== Segment start ==
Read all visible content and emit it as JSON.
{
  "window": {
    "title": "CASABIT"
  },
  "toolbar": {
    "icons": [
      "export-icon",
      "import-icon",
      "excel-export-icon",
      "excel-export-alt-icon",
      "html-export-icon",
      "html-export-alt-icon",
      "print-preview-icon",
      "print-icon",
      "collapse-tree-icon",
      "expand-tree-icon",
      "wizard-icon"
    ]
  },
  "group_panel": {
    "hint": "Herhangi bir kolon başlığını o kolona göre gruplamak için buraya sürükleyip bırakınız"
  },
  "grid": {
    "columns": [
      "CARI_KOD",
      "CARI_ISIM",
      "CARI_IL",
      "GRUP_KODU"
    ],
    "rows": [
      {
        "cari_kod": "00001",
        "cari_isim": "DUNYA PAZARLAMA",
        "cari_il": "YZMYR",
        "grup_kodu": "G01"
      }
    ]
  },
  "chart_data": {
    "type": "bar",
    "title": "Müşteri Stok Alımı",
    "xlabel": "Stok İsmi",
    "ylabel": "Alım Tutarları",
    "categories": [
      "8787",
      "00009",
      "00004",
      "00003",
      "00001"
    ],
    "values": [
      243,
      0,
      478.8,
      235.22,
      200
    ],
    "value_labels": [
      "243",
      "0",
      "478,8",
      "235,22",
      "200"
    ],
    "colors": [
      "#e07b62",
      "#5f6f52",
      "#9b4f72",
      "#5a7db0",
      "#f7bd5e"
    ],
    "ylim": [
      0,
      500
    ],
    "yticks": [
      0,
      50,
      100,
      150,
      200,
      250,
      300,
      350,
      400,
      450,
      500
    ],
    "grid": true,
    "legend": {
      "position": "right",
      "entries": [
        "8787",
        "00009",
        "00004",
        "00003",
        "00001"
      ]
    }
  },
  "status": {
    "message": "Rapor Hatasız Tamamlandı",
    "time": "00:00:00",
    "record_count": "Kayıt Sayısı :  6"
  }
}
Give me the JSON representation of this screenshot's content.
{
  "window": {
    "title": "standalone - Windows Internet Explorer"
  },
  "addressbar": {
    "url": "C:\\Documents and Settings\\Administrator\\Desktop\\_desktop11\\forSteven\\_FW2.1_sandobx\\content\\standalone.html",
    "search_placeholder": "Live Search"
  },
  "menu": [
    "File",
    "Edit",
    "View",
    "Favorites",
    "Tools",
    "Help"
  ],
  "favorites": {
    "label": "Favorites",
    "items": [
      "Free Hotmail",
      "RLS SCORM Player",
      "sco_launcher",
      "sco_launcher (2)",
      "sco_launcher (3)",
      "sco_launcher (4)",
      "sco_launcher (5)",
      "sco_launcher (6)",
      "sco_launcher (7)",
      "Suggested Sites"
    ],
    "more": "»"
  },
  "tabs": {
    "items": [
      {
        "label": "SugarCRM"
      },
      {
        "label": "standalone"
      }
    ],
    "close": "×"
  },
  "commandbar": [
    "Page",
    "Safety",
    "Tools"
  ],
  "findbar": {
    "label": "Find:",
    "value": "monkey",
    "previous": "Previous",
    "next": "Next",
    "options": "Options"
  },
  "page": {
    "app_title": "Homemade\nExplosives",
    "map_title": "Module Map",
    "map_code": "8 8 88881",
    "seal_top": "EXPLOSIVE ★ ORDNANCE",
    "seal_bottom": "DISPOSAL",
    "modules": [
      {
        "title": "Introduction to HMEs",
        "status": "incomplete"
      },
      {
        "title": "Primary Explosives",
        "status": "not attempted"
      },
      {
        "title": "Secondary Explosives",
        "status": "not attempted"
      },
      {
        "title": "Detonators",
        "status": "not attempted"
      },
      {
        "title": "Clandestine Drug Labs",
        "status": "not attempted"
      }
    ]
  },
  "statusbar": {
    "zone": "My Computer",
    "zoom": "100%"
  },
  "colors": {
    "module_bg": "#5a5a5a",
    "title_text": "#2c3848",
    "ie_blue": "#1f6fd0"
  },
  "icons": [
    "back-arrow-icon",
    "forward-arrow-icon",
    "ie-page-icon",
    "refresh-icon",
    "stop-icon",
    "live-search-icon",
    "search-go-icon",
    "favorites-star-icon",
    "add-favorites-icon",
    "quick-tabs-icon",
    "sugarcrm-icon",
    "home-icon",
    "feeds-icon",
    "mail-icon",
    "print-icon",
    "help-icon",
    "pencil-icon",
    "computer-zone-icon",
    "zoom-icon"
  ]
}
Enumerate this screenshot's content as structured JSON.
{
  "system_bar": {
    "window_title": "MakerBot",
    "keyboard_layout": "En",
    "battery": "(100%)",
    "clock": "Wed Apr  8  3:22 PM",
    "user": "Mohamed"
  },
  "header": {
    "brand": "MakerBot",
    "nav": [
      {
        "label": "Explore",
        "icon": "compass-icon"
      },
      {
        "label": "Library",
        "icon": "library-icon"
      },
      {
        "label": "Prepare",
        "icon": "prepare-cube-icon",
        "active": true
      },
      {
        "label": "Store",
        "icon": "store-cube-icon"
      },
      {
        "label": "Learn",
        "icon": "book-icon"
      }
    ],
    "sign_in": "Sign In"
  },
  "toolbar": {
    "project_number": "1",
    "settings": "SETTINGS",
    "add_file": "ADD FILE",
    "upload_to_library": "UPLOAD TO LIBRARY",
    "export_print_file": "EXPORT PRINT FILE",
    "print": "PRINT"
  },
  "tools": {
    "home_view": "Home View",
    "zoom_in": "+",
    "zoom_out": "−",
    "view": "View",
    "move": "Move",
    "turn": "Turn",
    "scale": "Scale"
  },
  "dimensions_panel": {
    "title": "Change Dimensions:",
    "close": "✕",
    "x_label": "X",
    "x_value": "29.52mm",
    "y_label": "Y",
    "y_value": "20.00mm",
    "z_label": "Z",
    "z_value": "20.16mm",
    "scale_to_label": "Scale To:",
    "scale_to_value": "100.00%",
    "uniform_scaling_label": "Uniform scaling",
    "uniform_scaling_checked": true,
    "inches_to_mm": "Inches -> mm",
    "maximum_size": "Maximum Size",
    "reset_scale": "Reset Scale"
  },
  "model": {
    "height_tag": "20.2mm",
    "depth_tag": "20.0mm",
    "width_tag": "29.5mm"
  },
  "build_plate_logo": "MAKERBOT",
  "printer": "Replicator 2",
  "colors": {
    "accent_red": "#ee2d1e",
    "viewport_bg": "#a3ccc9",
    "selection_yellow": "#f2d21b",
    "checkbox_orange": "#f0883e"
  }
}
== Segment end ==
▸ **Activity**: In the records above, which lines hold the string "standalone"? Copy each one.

▸ **Task response**:
    "title": "standalone - Windows Internet Explorer"
    "url": "C:\\Documents and Settings\\Administrator\\Desktop\\_desktop11\\forSteven\\_FW2.1_sandobx\\content\\standalone.html",
        "label": "standalone"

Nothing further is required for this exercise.